» **WHAT NEEDS TO BE DONE**
With the pictures omitted, write out the entries that follow exactly as they stand.

» **GIVEN DATA**
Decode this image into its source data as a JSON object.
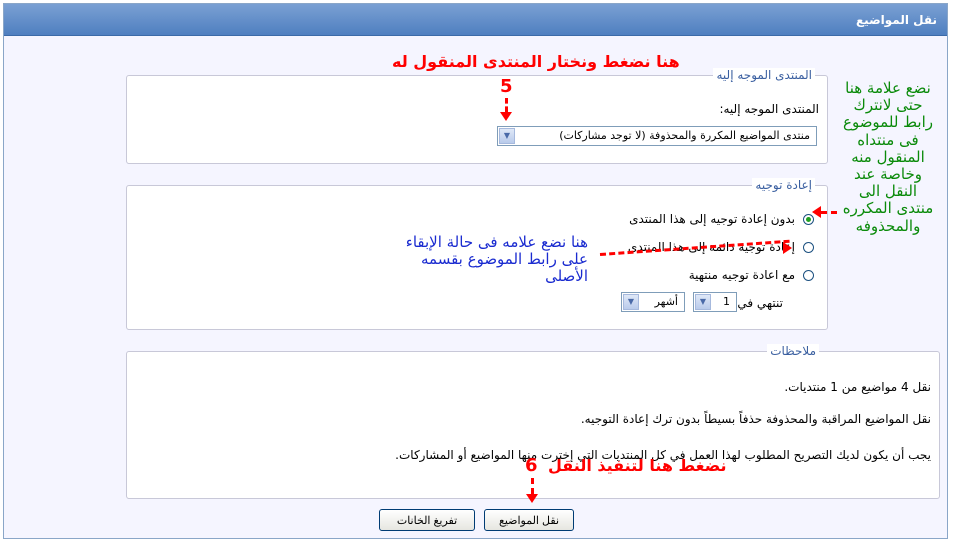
{
  "window": {
    "title": "نقل المواضيع"
  },
  "destination": {
    "legend": "المنتدى الموجه إليه",
    "label": "المنتدى الموجه إليه:",
    "selected_forum": "منتدى المواضيع المكررة والمحذوفة (لا توجد مشاركات)"
  },
  "redirect": {
    "legend": "إعادة توجيه",
    "options": [
      {
        "label": "بدون إعادة توجيه إلى هذا المنتدى",
        "selected": true
      },
      {
        "label": "إعادة توجيه دائمة إلى هذا المنتدى",
        "selected": false
      },
      {
        "label": "مع اعادة توجيه منتهية",
        "selected": false
      }
    ],
    "expires_label": "تنتهي في",
    "amount": "1",
    "unit": "أشهر"
  },
  "notes": {
    "legend": "ملاحظات",
    "lines": [
      "نقل 4 مواضيع من 1 منتديات.",
      "نقل المواضيع المراقبة والمحذوفة حذفاً بسيطاً بدون ترك إعادة التوجيه.",
      "يجب أن يكون لديك التصريح المطلوب لهذا العمل في كل المنتديات التي إخترت منها المواضيع أو المشاركات."
    ]
  },
  "buttons": {
    "move": "نقل المواضيع",
    "reset": "تفريغ الخانات"
  },
  "annotations": {
    "step5_number": "5",
    "step5_text": "هنا نضغط ونختار المنتدى المنقول له",
    "step6_number": "6",
    "step6_text": "نضغط هنا لتنفيذ النقل",
    "blue_note": "هنا نضع علامه فى حالة الإبقاء على رابط الموضوع بقسمه الأصلى",
    "green_note": "نضع علامة هنا حتى لانترك رابط للموضوع فى منتداه المنقول منه وخاصة عند النقل الى منتدى المكرره والمحذوفه"
  },
  "colors": {
    "title_bar": "#5a87c6",
    "annotation_red": "#ff0000",
    "annotation_blue": "#1a2bd0",
    "annotation_green": "#0a8a0a"
  }
}
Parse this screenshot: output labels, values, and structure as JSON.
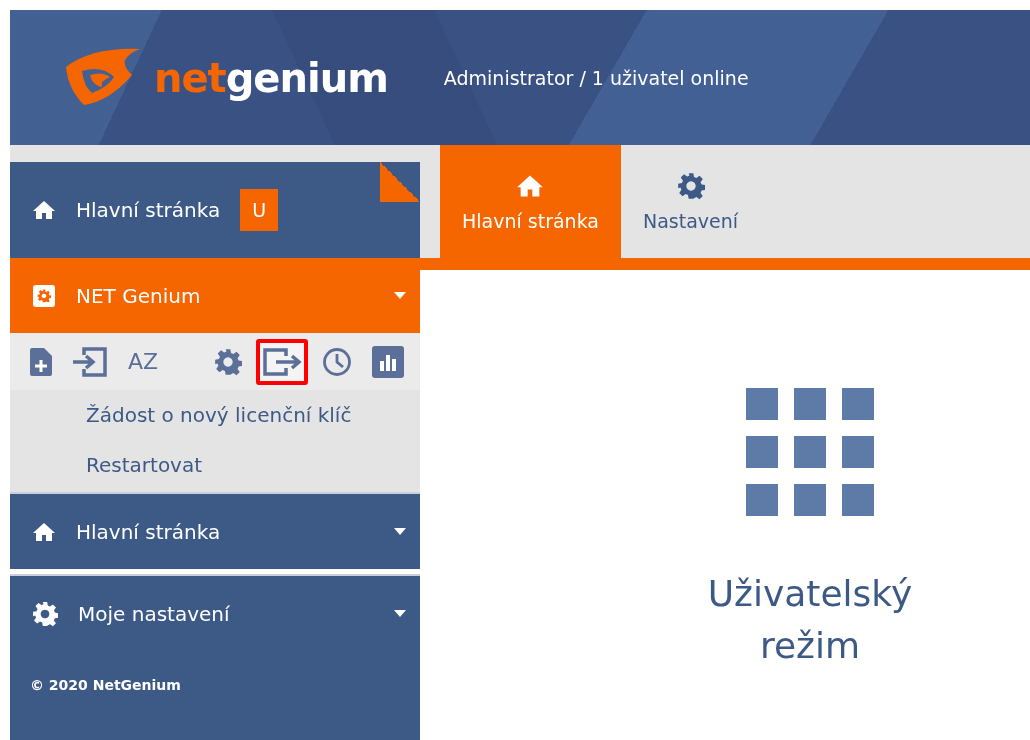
{
  "header": {
    "logo": {
      "part1": "net",
      "part2": "genium"
    },
    "user_status": "Administrator / 1 uživatel online"
  },
  "sidebar": {
    "home": {
      "label": "Hlavní stránka",
      "badge": "U"
    },
    "sections": [
      {
        "label": "NET Genium",
        "kind": "settings",
        "expanded": true,
        "toolbar_left": [
          {
            "kind": "file-plus",
            "highlighted": false
          },
          {
            "kind": "import",
            "highlighted": false
          },
          {
            "kind": "text",
            "text": "AZ",
            "highlighted": false
          }
        ],
        "toolbar_right": [
          {
            "kind": "gear",
            "highlighted": false
          },
          {
            "kind": "export",
            "highlighted": true
          },
          {
            "kind": "clock",
            "highlighted": false
          },
          {
            "kind": "chart",
            "highlighted": false
          }
        ],
        "items": [
          "Žádost o nový licenční klíč",
          "Restartovat"
        ]
      },
      {
        "label": "Hlavní stránka",
        "kind": "home",
        "expanded": false
      },
      {
        "label": "Moje nastavení",
        "kind": "settings",
        "expanded": false
      }
    ],
    "footer": "© 2020 NetGenium"
  },
  "tabs": [
    {
      "label": "Hlavní stránka",
      "kind": "home",
      "selected": true
    },
    {
      "label": "Nastavení",
      "kind": "settings",
      "selected": false
    }
  ],
  "main": {
    "title": "Uživatelský režim"
  }
}
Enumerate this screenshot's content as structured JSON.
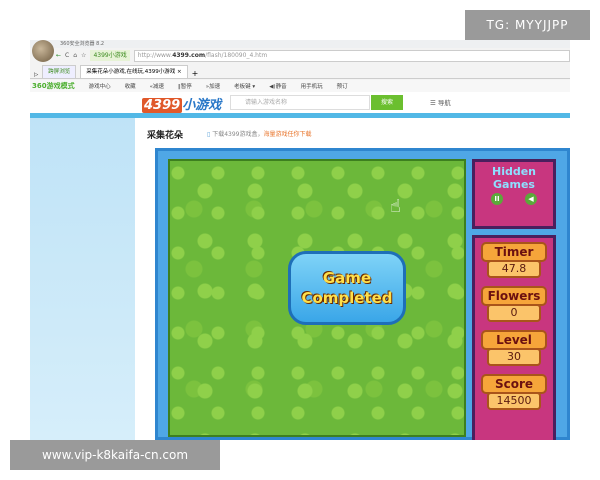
{
  "browser": {
    "title": "360安全浏览器 8.2",
    "url_prefix": "http://www.",
    "url_domain": "4399.com",
    "url_path": "/flash/180090_4.htm",
    "site_badge": "4399小游戏",
    "tabs": [
      {
        "label": "跨屏浏览"
      },
      {
        "label": "采集花朵小游戏,在线玩,4399小游戏 ×"
      },
      {
        "label": "+"
      }
    ],
    "toolbar": [
      "360游戏模式",
      "游戏中心",
      "收藏",
      "«减速",
      "‖暂停",
      "»加速",
      "老板键 ▾",
      "◀)静音",
      "用手机玩",
      "预订"
    ]
  },
  "site": {
    "logo_num": "4399",
    "logo_text": "小游戏",
    "search_placeholder": "请输入游戏名称",
    "search_button": "搜索",
    "nav": "☰ 导航"
  },
  "page": {
    "title": "采集花朵",
    "download_text": "下载4399游戏盒，",
    "download_highlight": "海量游戏任你下载"
  },
  "game": {
    "popup_line1": "Game",
    "popup_line2": "Completed",
    "logo_line1": "Hidden",
    "logo_line2": "Games",
    "stats": [
      {
        "label": "Timer",
        "value": "47.8"
      },
      {
        "label": "Flowers",
        "value": "0"
      },
      {
        "label": "Level",
        "value": "30"
      },
      {
        "label": "Score",
        "value": "14500"
      }
    ]
  },
  "watermarks": {
    "top": "TG: MYYJJPP",
    "bottom": "www.vip-k8kaifa-cn.com"
  }
}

» **RESULT FOR THIS EXERCISE**
Decode this image into its source data as a JSON object.
{
  "window": {
    "title": "نقل المواضيع"
  },
  "destination": {
    "legend": "المنتدى الموجه إليه",
    "label": "المنتدى الموجه إليه:",
    "selected_forum": "منتدى المواضيع المكررة والمحذوفة (لا توجد مشاركات)"
  },
  "redirect": {
    "legend": "إعادة توجيه",
    "options": [
      {
        "label": "بدون إعادة توجيه إلى هذا المنتدى",
        "selected": true
      },
      {
        "label": "إعادة توجيه دائمة إلى هذا المنتدى",
        "selected": false
      },
      {
        "label": "مع اعادة توجيه منتهية",
        "selected": false
      }
    ],
    "expires_label": "تنتهي في",
    "amount": "1",
    "unit": "أشهر"
  },
  "notes": {
    "legend": "ملاحظات",
    "lines": [
      "نقل 4 مواضيع من 1 منتديات.",
      "نقل المواضيع المراقبة والمحذوفة حذفاً بسيطاً بدون ترك إعادة التوجيه.",
      "يجب أن يكون لديك التصريح المطلوب لهذا العمل في كل المنتديات التي إخترت منها المواضيع أو المشاركات."
    ]
  },
  "buttons": {
    "move": "نقل المواضيع",
    "reset": "تفريغ الخانات"
  },
  "annotations": {
    "step5_number": "5",
    "step5_text": "هنا نضغط ونختار المنتدى المنقول له",
    "step6_number": "6",
    "step6_text": "نضغط هنا لتنفيذ النقل",
    "blue_note": "هنا نضع علامه فى حالة الإبقاء على رابط الموضوع بقسمه الأصلى",
    "green_note": "نضع علامة هنا حتى لانترك رابط للموضوع فى منتداه المنقول منه وخاصة عند النقل الى منتدى المكرره والمحذوفه"
  },
  "colors": {
    "title_bar": "#5a87c6",
    "annotation_red": "#ff0000",
    "annotation_blue": "#1a2bd0",
    "annotation_green": "#0a8a0a"
  }
}
Parse this screenshot: output labels, values, and structure as JSON.
{
  "header": {
    "logo": {
      "part1": "net",
      "part2": "genium"
    },
    "user_status": "Administrator / 1 uživatel online"
  },
  "sidebar": {
    "home": {
      "label": "Hlavní stránka",
      "badge": "U"
    },
    "sections": [
      {
        "label": "NET Genium",
        "kind": "settings",
        "expanded": true,
        "toolbar_left": [
          {
            "kind": "file-plus",
            "highlighted": false
          },
          {
            "kind": "import",
            "highlighted": false
          },
          {
            "kind": "text",
            "text": "AZ",
            "highlighted": false
          }
        ],
        "toolbar_right": [
          {
            "kind": "gear",
            "highlighted": false
          },
          {
            "kind": "export",
            "highlighted": true
          },
          {
            "kind": "clock",
            "highlighted": false
          },
          {
            "kind": "chart",
            "highlighted": false
          }
        ],
        "items": [
          "Žádost o nový licenční klíč",
          "Restartovat"
        ]
      },
      {
        "label": "Hlavní stránka",
        "kind": "home",
        "expanded": false
      },
      {
        "label": "Moje nastavení",
        "kind": "settings",
        "expanded": false
      }
    ],
    "footer": "© 2020 NetGenium"
  },
  "tabs": [
    {
      "label": "Hlavní stránka",
      "kind": "home",
      "selected": true
    },
    {
      "label": "Nastavení",
      "kind": "settings",
      "selected": false
    }
  ],
  "main": {
    "title": "Uživatelský režim"
  }
}
Enumerate this screenshot's content as structured JSON.
{
  "browser": {
    "title": "360安全浏览器 8.2",
    "url_prefix": "http://www.",
    "url_domain": "4399.com",
    "url_path": "/flash/180090_4.htm",
    "site_badge": "4399小游戏",
    "tabs": [
      {
        "label": "跨屏浏览"
      },
      {
        "label": "采集花朵小游戏,在线玩,4399小游戏 ×"
      },
      {
        "label": "+"
      }
    ],
    "toolbar": [
      "360游戏模式",
      "游戏中心",
      "收藏",
      "«减速",
      "‖暂停",
      "»加速",
      "老板键 ▾",
      "◀)静音",
      "用手机玩",
      "预订"
    ]
  },
  "site": {
    "logo_num": "4399",
    "logo_text": "小游戏",
    "search_placeholder": "请输入游戏名称",
    "search_button": "搜索",
    "nav": "☰ 导航"
  },
  "page": {
    "title": "采集花朵",
    "download_text": "下载4399游戏盒，",
    "download_highlight": "海量游戏任你下载"
  },
  "game": {
    "popup_line1": "Game",
    "popup_line2": "Completed",
    "logo_line1": "Hidden",
    "logo_line2": "Games",
    "stats": [
      {
        "label": "Timer",
        "value": "47.8"
      },
      {
        "label": "Flowers",
        "value": "0"
      },
      {
        "label": "Level",
        "value": "30"
      },
      {
        "label": "Score",
        "value": "14500"
      }
    ]
  },
  "watermarks": {
    "top": "TG: MYYJJPP",
    "bottom": "www.vip-k8kaifa-cn.com"
  }
}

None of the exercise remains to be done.